'''

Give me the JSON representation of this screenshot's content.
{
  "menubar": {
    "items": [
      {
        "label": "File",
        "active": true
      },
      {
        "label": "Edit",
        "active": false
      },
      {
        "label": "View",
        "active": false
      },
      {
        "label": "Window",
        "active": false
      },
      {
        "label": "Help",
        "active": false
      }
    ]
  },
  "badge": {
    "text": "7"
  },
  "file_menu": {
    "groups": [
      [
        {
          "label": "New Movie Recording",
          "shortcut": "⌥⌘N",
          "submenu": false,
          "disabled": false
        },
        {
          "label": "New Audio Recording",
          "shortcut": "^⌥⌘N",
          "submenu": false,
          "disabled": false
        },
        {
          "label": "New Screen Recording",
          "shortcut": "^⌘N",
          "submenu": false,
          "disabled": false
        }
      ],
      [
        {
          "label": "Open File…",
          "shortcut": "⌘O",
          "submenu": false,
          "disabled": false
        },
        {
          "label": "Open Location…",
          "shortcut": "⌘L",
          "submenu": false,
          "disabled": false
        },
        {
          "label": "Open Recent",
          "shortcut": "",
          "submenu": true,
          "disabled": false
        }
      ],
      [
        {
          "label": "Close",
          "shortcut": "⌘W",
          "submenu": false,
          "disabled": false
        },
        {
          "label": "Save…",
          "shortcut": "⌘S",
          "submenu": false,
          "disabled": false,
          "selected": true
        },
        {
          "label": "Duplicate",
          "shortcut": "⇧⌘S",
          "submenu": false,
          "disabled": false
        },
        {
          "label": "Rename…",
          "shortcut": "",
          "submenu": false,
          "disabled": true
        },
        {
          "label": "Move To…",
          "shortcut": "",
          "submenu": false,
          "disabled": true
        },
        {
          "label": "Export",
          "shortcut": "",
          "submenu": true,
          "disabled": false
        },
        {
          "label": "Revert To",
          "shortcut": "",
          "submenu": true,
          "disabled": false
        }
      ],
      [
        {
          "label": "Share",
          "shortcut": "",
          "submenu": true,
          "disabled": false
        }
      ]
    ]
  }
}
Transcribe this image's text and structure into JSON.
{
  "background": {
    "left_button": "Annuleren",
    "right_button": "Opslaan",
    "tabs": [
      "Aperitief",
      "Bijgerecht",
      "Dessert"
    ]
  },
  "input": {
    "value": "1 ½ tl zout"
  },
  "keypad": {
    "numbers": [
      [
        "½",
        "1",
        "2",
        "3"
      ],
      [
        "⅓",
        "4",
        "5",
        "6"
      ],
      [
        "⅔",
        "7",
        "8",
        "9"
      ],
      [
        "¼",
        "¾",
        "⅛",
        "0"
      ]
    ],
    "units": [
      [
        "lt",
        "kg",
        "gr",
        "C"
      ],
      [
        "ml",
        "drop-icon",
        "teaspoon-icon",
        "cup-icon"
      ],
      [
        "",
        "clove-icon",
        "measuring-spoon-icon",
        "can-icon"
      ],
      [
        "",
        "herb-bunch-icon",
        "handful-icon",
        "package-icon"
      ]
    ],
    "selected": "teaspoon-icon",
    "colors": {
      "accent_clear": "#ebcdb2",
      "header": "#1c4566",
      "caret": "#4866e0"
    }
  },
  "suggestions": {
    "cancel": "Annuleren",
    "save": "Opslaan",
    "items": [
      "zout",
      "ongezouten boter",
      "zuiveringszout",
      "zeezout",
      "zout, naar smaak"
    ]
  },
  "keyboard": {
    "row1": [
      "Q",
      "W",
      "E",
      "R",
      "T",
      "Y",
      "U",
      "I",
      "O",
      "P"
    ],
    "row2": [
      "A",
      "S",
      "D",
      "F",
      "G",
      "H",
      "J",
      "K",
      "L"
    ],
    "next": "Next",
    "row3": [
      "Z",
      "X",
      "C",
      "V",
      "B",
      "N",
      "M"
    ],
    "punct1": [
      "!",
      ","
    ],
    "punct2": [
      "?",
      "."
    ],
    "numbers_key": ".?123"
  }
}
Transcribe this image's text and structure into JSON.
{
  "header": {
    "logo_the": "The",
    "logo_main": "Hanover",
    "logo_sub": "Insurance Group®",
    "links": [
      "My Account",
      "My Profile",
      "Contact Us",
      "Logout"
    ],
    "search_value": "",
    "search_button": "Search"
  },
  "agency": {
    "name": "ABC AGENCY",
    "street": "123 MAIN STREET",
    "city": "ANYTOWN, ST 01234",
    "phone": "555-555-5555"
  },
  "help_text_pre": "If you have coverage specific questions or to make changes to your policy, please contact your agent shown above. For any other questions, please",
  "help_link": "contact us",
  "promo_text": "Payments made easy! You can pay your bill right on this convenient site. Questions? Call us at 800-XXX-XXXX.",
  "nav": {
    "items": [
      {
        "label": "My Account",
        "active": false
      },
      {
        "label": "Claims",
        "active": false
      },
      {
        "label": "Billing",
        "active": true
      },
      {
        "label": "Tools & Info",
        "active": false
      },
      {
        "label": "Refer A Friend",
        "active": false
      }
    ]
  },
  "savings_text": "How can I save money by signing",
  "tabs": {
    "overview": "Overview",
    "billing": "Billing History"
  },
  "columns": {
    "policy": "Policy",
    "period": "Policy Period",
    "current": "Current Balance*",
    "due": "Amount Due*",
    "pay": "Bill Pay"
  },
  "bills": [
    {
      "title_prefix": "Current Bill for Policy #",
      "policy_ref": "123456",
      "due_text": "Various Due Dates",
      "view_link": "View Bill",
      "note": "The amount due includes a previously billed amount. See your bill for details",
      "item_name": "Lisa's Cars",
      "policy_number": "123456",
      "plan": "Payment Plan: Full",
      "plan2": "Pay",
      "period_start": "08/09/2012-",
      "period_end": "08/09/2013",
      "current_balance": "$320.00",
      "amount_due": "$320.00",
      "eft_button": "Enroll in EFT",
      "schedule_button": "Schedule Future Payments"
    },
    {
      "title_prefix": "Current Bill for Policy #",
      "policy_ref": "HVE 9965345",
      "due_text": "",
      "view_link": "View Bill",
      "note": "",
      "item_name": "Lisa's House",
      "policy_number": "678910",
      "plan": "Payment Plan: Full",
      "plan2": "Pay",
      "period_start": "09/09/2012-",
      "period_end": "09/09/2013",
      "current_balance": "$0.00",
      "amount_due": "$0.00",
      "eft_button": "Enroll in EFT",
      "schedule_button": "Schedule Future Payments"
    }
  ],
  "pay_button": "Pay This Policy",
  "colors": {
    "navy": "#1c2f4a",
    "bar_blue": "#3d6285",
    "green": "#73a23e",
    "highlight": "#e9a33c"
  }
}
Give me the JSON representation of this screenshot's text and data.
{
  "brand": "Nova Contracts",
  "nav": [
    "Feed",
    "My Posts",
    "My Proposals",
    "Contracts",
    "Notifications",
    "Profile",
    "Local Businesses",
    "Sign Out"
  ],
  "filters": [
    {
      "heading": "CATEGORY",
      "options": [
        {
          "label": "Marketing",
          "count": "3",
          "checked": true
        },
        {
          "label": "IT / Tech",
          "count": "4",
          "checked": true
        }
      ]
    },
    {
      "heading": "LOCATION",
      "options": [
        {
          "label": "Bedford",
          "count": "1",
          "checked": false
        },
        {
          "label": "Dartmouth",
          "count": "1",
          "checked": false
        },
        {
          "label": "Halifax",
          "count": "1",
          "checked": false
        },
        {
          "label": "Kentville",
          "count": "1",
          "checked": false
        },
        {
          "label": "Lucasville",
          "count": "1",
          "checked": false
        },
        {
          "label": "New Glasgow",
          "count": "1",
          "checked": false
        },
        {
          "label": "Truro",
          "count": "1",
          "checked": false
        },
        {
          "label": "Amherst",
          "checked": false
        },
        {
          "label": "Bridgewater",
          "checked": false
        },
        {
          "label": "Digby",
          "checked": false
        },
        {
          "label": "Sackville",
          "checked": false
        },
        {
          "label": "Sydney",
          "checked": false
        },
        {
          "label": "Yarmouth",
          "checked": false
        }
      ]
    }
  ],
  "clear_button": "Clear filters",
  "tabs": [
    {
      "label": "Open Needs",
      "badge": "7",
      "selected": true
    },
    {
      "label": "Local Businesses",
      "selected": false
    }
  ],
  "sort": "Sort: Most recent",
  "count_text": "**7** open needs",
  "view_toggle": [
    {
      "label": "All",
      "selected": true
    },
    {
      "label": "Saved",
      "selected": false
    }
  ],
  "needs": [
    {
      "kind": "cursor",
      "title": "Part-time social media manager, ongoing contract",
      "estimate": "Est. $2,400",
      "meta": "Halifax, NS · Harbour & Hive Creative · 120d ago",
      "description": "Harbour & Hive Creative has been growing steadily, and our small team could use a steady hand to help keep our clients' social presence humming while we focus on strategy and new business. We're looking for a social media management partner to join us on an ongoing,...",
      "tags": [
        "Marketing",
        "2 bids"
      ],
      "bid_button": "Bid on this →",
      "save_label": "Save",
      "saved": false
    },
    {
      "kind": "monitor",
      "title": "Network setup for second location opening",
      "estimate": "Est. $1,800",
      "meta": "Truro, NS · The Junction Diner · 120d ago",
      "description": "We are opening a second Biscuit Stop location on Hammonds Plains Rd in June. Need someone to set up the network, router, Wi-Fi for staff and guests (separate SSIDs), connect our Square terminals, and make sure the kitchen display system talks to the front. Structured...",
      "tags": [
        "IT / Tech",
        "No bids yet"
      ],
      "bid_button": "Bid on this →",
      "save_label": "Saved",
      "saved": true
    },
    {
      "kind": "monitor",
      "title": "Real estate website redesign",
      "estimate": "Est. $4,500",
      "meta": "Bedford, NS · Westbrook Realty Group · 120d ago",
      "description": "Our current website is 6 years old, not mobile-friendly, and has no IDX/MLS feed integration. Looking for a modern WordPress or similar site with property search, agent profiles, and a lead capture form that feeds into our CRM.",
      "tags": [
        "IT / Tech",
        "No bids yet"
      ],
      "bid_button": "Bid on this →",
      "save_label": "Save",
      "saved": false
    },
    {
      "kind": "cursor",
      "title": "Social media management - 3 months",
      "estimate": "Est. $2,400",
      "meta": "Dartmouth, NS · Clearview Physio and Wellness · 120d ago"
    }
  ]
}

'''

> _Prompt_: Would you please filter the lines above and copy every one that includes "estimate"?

> _Task answer_:
      "estimate": "Est. $2,400",
      "estimate": "Est. $1,800",
      "estimate": "Est. $4,500",
      "estimate": "Est. $2,400",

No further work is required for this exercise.